Again, the clearer you can get on what you want ahead of time, the more money you will save and the better result you will obtain. Always ask to see their portfolio of past projects and weigh your options based on what you can afford.
Having great content is deceptively simple. It conveys information clearly, thoughtfully and with the least amount of words possible. If you don’t have a skilled wordsmith on your team, consider hiring a copywriter to help flesh out your messaging. You’ll need written content for your page and spoken content for your video.
Even when working with a professional videographer, you will be responsible for providing core soundbites and/or a complete video script. Freelance copywriter fees vary greatly, between $35 and $120 an hour on average. Here are some rough estimates:
$200 to $750 for a 2-3 minute video script
$200 to $1,000 for basic campaign page copy
When on a tight budget, this is often the area most crowdfunders skip — which is fine. Just make sure you take the time to flesh out a clear, powerful message. You can do it; it just may take longer than you’d prefer!
In conclusion, how much you spend on your crowdfunding campaign can vary dramatically depending on how much you’re willing to do yourself.
Take the following example scenarios:
SCENARIO 1: $25,000 campaign goal, hosted via Kickstarter
-$1,250 profit sharing fee (at 5 percent)
-$750 processing fee (at 3 percent)
-$40 pledge fee (at 20 cents a pledge for 200 pledges)
-$1,000 semi-pro videographer fee
-$750 copywriter fee
The total expenses comes to $3,790 which leaves you with $21,210 of your total goal.
SCENARIO 2: $25,000 campaign goal, self-hosted
-$130 domain, hosting costs (free if you already have a website)
-$50 SSL certificate
-$100 self-hosted crowdfunding plugins (one-time fee)
-$725 processing fee (at 2.9 percent)
-$60 pledge fee (at 30 cents a pledge for 200 pledges)
-$1,000 semi-pro videographer fee
-$750 copywriter fee
-$2,000 web developer fee
Total expenses for self-hosted comes to $2,815 without paying a developer leaving you with $22,185. As mentioned above, a developer will take about $2,000 from that total bringing the total to just over $20,000.
As you can see, significant savings can be had with a “can do” attitude and some basic programming skills.
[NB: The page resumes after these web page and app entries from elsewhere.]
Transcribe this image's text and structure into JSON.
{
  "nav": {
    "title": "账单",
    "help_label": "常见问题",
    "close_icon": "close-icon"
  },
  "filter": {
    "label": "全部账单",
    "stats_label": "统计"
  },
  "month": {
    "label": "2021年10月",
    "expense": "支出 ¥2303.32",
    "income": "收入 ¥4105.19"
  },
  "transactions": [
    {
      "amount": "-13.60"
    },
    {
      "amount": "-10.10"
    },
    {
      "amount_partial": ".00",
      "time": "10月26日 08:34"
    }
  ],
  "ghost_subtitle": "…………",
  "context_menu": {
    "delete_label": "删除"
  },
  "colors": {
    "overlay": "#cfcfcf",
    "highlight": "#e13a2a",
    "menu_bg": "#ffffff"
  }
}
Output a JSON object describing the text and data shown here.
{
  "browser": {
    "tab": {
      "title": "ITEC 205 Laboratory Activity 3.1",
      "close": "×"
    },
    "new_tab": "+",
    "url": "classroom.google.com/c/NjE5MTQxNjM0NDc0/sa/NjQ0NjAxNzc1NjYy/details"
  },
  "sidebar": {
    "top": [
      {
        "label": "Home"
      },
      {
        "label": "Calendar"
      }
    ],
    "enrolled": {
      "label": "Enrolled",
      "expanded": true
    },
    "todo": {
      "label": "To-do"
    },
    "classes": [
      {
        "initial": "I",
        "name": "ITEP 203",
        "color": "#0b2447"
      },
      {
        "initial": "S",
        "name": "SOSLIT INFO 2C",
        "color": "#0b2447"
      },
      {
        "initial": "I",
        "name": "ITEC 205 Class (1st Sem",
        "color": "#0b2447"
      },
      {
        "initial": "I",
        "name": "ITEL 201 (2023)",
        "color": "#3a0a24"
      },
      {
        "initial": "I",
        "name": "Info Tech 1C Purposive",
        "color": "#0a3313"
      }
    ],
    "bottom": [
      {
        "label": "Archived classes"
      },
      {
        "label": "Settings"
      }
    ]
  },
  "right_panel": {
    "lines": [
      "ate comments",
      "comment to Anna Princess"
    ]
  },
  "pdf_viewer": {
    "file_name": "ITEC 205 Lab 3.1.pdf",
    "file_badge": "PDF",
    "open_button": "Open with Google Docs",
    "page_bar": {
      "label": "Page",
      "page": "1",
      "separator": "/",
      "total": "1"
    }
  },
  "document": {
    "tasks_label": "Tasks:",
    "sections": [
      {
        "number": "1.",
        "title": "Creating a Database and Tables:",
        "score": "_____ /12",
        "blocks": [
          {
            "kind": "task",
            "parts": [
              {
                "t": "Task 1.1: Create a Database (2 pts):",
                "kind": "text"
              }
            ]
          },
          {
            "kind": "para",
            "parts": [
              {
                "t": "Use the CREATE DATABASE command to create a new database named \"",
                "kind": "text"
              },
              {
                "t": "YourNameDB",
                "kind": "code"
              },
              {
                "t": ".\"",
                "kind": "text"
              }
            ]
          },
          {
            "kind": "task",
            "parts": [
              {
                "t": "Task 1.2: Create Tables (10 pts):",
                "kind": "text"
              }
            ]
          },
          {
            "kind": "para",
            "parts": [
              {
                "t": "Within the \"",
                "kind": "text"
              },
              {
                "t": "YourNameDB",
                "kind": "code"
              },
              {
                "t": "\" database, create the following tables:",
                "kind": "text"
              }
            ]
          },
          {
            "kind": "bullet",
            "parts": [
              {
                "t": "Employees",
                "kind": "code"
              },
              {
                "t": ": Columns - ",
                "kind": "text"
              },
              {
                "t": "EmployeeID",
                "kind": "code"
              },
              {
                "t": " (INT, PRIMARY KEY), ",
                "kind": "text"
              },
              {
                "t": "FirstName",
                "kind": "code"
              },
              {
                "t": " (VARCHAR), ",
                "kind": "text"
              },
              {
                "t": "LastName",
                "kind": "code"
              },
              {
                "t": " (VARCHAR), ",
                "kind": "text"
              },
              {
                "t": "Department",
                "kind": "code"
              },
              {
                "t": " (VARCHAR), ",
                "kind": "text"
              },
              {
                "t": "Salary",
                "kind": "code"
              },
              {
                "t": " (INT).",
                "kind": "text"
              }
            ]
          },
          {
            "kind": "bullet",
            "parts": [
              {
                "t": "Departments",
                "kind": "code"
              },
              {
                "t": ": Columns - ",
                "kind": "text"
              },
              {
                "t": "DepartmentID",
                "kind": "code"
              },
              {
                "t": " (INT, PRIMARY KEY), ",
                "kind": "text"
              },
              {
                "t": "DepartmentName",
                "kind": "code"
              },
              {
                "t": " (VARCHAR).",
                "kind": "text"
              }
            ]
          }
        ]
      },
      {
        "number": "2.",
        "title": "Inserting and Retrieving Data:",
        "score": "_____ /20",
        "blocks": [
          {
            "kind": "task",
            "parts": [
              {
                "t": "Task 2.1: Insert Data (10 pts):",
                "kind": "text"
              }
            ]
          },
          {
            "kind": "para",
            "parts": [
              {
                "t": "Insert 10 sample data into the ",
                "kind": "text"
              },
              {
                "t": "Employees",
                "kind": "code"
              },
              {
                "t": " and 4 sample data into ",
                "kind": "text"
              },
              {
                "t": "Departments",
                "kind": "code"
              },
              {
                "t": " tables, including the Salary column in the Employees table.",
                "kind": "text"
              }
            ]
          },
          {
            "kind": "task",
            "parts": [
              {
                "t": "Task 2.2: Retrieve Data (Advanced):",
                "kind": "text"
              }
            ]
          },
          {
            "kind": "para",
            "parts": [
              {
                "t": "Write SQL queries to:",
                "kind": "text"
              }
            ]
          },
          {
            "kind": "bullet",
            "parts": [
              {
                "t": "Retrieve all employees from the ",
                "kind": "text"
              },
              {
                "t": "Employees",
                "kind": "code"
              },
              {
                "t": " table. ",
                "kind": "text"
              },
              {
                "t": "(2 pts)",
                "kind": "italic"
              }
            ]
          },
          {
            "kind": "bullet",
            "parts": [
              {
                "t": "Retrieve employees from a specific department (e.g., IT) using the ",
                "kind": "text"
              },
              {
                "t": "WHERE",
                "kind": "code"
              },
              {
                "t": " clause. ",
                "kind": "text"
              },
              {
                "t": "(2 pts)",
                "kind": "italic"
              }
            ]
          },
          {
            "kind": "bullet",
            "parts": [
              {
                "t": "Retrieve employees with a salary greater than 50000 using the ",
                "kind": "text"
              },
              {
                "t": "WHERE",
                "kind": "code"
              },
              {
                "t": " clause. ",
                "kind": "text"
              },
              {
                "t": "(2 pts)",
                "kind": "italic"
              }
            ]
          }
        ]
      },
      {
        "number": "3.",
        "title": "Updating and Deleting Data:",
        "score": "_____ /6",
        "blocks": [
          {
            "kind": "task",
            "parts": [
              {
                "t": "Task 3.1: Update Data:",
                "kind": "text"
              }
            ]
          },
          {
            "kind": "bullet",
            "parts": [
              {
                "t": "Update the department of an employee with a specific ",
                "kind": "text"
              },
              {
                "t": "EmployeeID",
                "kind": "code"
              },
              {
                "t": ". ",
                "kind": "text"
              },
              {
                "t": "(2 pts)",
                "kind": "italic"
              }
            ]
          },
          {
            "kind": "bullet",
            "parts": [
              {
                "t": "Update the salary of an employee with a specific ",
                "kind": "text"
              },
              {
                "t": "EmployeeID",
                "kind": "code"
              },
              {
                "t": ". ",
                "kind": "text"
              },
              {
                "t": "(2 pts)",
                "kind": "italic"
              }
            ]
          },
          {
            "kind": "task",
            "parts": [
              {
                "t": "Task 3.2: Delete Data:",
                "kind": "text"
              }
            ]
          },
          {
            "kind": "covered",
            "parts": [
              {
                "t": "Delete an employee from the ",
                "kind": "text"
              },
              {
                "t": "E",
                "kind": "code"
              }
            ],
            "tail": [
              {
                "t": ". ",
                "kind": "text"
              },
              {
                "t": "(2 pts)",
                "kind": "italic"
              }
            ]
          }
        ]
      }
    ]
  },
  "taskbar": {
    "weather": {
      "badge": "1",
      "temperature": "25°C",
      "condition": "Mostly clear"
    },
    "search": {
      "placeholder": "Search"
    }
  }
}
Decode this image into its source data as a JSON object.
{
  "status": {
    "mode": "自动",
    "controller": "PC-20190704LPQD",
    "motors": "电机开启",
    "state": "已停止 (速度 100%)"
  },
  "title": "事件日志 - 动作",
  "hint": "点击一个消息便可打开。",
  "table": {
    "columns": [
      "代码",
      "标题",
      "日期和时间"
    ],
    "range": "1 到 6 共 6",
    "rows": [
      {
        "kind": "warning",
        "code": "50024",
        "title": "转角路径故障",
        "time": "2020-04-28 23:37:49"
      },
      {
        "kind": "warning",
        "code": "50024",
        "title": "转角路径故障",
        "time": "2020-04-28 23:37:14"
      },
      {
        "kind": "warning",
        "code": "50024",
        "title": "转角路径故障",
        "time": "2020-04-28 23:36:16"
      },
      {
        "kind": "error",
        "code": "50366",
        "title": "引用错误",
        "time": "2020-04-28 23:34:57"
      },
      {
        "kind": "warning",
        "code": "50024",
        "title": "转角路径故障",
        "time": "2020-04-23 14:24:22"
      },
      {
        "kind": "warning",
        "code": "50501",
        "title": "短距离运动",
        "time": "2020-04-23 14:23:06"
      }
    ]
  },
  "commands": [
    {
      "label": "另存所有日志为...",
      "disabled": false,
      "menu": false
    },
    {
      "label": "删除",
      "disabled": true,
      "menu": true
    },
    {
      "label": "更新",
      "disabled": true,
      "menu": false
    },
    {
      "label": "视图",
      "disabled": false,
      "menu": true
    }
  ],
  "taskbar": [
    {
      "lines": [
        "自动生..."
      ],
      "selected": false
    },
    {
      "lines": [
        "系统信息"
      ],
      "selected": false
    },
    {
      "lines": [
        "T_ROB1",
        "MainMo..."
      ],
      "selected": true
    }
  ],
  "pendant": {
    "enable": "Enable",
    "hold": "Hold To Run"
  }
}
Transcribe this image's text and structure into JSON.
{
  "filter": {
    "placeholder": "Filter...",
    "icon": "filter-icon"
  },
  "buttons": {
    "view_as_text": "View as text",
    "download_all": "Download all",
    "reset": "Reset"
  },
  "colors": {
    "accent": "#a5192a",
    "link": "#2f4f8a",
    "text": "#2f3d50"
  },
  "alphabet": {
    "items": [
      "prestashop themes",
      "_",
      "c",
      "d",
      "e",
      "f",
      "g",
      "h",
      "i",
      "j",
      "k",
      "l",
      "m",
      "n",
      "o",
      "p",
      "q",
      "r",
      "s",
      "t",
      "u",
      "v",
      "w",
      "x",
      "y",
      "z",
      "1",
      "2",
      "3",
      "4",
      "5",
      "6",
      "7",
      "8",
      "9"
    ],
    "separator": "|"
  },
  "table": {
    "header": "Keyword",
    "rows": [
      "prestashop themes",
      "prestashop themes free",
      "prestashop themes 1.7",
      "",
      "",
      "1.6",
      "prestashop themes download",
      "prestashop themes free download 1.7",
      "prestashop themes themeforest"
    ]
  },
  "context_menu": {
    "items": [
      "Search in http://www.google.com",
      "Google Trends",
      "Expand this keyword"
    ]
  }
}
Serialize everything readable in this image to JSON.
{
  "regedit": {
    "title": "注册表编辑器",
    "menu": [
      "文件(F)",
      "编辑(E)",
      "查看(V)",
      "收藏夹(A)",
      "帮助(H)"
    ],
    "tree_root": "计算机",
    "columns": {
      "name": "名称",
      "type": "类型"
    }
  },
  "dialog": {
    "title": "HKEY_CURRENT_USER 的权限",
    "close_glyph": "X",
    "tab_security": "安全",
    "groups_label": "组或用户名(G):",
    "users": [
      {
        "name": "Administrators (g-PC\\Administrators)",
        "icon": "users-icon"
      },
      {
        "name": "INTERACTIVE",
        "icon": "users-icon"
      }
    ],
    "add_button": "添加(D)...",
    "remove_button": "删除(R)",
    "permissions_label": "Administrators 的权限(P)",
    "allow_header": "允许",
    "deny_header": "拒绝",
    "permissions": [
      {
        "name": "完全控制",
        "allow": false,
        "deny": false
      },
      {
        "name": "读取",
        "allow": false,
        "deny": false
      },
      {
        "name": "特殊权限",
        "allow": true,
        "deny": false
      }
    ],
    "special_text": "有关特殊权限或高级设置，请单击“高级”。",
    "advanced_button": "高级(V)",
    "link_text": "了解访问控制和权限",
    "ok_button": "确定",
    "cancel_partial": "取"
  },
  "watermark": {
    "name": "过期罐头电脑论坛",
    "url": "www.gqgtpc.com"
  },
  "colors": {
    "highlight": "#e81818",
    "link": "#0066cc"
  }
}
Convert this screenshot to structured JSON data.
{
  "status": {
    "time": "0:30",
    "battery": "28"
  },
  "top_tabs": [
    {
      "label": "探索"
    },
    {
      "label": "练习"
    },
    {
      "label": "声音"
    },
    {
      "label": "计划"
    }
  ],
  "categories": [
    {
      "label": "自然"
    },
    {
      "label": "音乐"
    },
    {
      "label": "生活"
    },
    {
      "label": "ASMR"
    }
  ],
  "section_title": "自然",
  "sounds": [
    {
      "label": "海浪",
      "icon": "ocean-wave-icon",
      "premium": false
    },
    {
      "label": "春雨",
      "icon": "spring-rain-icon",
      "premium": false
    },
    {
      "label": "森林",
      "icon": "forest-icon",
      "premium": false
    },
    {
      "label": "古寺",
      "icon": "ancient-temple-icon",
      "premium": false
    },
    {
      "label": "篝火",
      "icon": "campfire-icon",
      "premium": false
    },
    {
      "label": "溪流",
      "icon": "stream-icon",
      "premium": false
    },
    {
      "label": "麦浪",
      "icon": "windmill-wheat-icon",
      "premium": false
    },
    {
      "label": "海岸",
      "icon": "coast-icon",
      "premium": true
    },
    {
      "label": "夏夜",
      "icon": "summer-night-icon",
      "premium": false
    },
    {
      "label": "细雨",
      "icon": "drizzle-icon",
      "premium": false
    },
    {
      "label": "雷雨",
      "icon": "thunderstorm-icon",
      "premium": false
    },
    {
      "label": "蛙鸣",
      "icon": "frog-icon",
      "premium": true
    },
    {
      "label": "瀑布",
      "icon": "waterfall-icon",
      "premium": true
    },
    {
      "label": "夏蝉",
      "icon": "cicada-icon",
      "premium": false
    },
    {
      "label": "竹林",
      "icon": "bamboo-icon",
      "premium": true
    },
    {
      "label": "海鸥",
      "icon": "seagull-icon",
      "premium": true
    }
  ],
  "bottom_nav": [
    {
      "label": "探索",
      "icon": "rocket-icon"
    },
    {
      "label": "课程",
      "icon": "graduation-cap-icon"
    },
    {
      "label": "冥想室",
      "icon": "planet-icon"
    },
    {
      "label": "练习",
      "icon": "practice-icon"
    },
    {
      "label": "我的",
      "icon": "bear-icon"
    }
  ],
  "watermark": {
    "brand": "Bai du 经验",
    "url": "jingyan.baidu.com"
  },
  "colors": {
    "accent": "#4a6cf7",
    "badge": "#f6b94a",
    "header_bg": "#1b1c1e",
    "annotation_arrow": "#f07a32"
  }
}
Not to mention, additional investments could potentially be gained by the construction of a more creatively designed, self-hosted page. Ultimately, it’s important to get honest with yourself about what you feel comfortable with and capable of doing. We recommend saving this article, revisiting it and using the information provided to create a couple of “mock spending scenarios” for yourself.
If you’re ready to start your own self-hosted crowdfunding campaign, let us know and we’ll guide you through the process!